Why gas prices stick in our mind and do we have a choice?
Although gas prices are lower than they were a few weeks ago, that doesn’t stop consumers from griping about the cost of gasoline. Memorial Day is the kick-off to the summer driving season and it gets motorists talking as the weather begins to heat up. According to an article in the Tahoe Daily Tribune, Americans are obsessed with the price of gasoline more than any other item that we buy.
Economists say that gas prices stick in our mind because they are "salient." That means they stay prominent in our minds because we see them every day. Every time we pass a gas station we are reminded of the price and how it affects our wallets. And unlike bills that we pay monthly, we have to buy gas every week. As the Tahoe Daily Tribune points out, Milk is $4 a gallon, but we buy only one. When we fill up with gas, we usually have to spend $50 or more.
As the prices continue to climb, the frustration grows because we really don’t have an alternative. "The oil companies have cornered the market and they are squeezing us for everything we have," says Bob Simpson, 62, of Lodi, N.J., who pays close to $60 to fill up his Ford Escape. Americans love their automobiles and love to drive. "Driving is a symbol of freedom in the U.S.," says Shanjun Li, an economist who studies consumer behavior at Cornell University's Dyson School of Applied Economics.
The price of gasoline is affected by global factors
TDT reports that the nationwide average for a gallon of gasoline was $3.67 as of Friday. But the price of gasoline is much cheaper here in the U.S. than it is in much of the rest of the world, thanks to relatively low taxes. In Japan, gas costs more than $7 a gallon; in the UK, nearly $9. But Americans are used to relatively cheap gasoline and we are shocked when prices rise due to global factors.
What Americans don’t understand is that we live in a global market where rising demand anywhere can push up prices worldwide. And with emerging markets like China and India, world oil demand is forecast to rise to a record this year. Oil and gasoline futures are traded on financial exchanges, and the price is not set by oil companies. Investors can buy oil and gasoline futures contracts and push prices up if they fear supplies could be disrupted in the future. Or they can bet that prices will go down.
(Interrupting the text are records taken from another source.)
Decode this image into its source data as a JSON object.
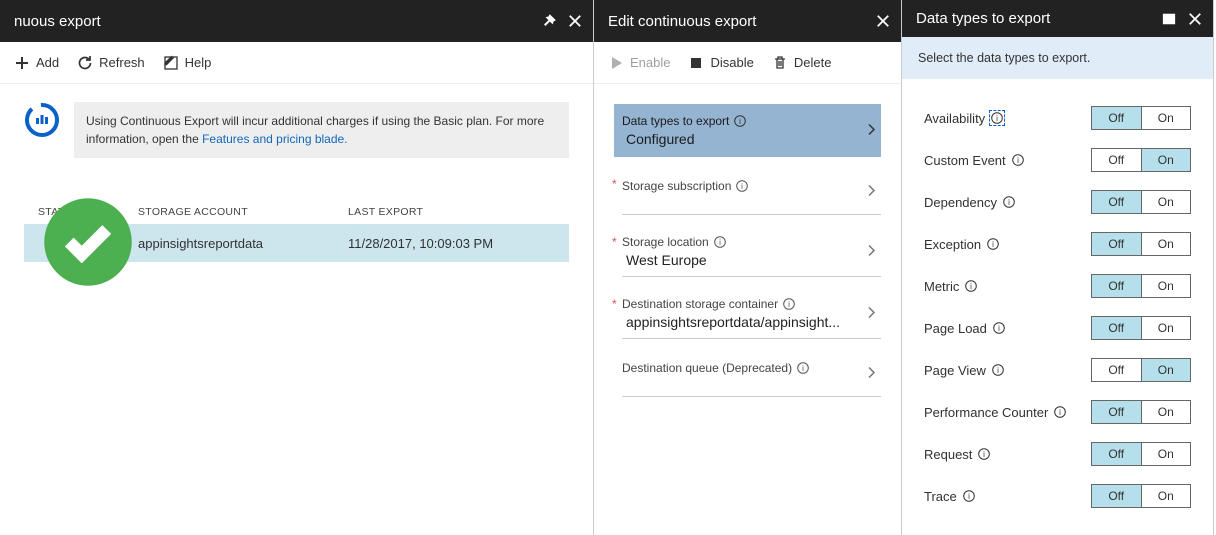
{
  "blades": {
    "left": {
      "title": "nuous export",
      "toolbar": {
        "add": "Add",
        "refresh": "Refresh",
        "help": "Help"
      },
      "info": {
        "text": "Using Continuous Export will incur additional charges if using the Basic plan. For more information, open the",
        "link": "Features and pricing blade."
      },
      "table": {
        "headers": {
          "status": "STATUS",
          "storage_account": "STORAGE ACCOUNT",
          "last_export": "LAST EXPORT"
        },
        "row": {
          "storage_account": "appinsightsreportdata",
          "last_export": "11/28/2017, 10:09:03 PM"
        }
      }
    },
    "middle": {
      "title": "Edit continuous export",
      "toolbar": {
        "enable": "Enable",
        "disable": "Disable",
        "delete": "Delete"
      },
      "rows": {
        "data_types": {
          "label": "Data types to export",
          "value": "Configured"
        },
        "subscription": {
          "label": "Storage subscription"
        },
        "location": {
          "label": "Storage location",
          "value": "West Europe"
        },
        "container": {
          "label": "Destination storage container",
          "value": "appinsightsreportdata/appinsight..."
        },
        "queue": {
          "label": "Destination queue (Deprecated)"
        }
      }
    },
    "right": {
      "title": "Data types to export",
      "banner": "Select the data types to export.",
      "off": "Off",
      "on": "On",
      "items": [
        {
          "label": "Availability",
          "value": "Off",
          "focused": true
        },
        {
          "label": "Custom Event",
          "value": "On"
        },
        {
          "label": "Dependency",
          "value": "Off"
        },
        {
          "label": "Exception",
          "value": "Off"
        },
        {
          "label": "Metric",
          "value": "Off"
        },
        {
          "label": "Page Load",
          "value": "Off"
        },
        {
          "label": "Page View",
          "value": "On"
        },
        {
          "label": "Performance Counter",
          "value": "Off"
        },
        {
          "label": "Request",
          "value": "Off"
        },
        {
          "label": "Trace",
          "value": "Off"
        }
      ]
    }
  }
}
But Americans still feel like we get taken advantage of by the oil companies. "People like the idea of a free-market economy but they don't like feeling abused. The fluctuations in the gas prices make people believe this is not an outcome of a free market," says Daniel Airely, a professor of Behavioral Economics at Duke University and author of the book "Predictably Irrational."